In the small suburb where I live, where the shopping strip is often referred to as the Village, there has recently been a disturbance in the usually harmonious business community. This has been caused by a pop-up coffee shop opening just two doors away from an existing, long standing, popular, hole in the wall coffee shop.
The owner of the new pop-up already has an established coffee shop in an adjacent suburb.
So, why has this ruffled feathers, particularly my feathers? For me the very fact of setting up a very similar business (I would image on a shoestring as its a pop-up) just two doors from a long standing existing business could be seen as aggressive competition; especially when it also appears the new business is attempting to compete on price (at first advertising coffee at $3 all day when the standard rate in town is $3.80 – $4.00). As we know, in business, no-one wins in a price war.
I have been running businesses and sitting on boards in Brisbane for the last ten years. I love business, start-ups and entrepreneurialism. I know that business has the power to effect great social change, but also the power to do harm. I am mostly interested in the new forms of business that have ethical and social considerations at the fore, e.g LUSH, Buffed, SEED PPM etc. These businesses show me that we don’t have to continue to do business they way its been done for the last hundred years (ultra competitive markets), because clearly the market is not always right.
To save relying on the flawed free-market methodology, I believe that when a new business owner writes a business plan they should do Community Risk Analysis; asking “if I open a business here, how will that affect others in this community” – what is the scale and probability of negative (and positive) community and social impact.
Overtly aggressive competition is anathema to everything I believe in; it’s a patriarchal, last century business model, especially in small towns. A debate was had on facebook when this pop-up popped up, with defenders of the free market stating that ‘people didn’t complain when other cafes started selling coffee in the ‘village’; these arguments were quickly responded to by people pointing out that those other cafe’s in question were not two doors (10 metres) away from an existing business and “have a point of difference from one another”. There were other tired arguments on how customers will choose the best coffee etc, but these miss the central problem; the moral question of setting up two doors away from an existing almost identical model.
When we rely on the ‘market is always right’ type of argument we miss the point that, as Naomi Klein says, (the capitalist) “system doesn’t think as an entity; it thinks as collections of self-interested profit-seeking units”; and those self-interested profit-seeking units don’t take into account the effect one small business opening close-by to an existing similar business will have on the people that own the first business and of the staff that work there.

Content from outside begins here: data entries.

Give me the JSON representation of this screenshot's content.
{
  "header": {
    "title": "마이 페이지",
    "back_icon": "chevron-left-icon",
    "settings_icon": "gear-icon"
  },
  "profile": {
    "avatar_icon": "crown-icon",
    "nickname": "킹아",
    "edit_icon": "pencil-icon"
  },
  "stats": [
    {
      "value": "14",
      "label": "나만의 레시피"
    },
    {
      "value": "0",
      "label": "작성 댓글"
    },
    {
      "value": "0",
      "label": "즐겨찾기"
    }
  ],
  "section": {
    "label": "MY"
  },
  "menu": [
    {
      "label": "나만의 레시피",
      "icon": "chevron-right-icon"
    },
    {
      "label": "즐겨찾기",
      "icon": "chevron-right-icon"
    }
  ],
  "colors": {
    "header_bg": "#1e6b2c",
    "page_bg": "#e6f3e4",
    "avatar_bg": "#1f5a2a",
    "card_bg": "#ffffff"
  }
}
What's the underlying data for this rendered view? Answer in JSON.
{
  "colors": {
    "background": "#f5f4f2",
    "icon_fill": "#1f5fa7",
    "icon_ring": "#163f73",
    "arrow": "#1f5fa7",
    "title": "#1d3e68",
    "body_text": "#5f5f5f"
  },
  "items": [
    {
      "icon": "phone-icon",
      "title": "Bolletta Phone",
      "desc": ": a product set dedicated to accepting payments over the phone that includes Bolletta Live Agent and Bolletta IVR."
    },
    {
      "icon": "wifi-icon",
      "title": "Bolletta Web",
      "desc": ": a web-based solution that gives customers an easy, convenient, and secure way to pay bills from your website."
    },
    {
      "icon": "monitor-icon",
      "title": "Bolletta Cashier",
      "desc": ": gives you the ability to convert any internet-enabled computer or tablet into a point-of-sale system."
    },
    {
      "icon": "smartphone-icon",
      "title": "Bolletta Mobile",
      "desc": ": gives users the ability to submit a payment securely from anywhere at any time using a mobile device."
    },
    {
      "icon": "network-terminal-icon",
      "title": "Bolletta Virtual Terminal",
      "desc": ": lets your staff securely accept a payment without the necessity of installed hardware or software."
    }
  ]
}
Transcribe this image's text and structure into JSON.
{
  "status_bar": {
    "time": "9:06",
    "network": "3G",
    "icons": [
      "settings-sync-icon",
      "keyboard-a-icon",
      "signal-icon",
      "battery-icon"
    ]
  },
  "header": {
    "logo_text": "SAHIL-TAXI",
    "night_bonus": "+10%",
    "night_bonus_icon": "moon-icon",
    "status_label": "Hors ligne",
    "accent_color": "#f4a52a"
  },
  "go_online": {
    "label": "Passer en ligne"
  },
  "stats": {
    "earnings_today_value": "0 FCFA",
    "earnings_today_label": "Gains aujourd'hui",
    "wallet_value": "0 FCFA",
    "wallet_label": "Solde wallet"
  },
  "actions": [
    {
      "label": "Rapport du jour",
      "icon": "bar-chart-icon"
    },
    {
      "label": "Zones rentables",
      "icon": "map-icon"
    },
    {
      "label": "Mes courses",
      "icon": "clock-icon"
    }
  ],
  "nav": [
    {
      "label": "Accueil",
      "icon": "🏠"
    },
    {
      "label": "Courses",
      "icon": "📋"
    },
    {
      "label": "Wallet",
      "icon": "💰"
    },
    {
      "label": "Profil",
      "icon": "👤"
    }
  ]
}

It seems fairly clear after living her for ten years that local residents enjoy the ‘village’ atmosphere, including the supporters of the pop-up business; but surely in village life businesses tend to be more collaborative and supportive. It’s time we put that into practice.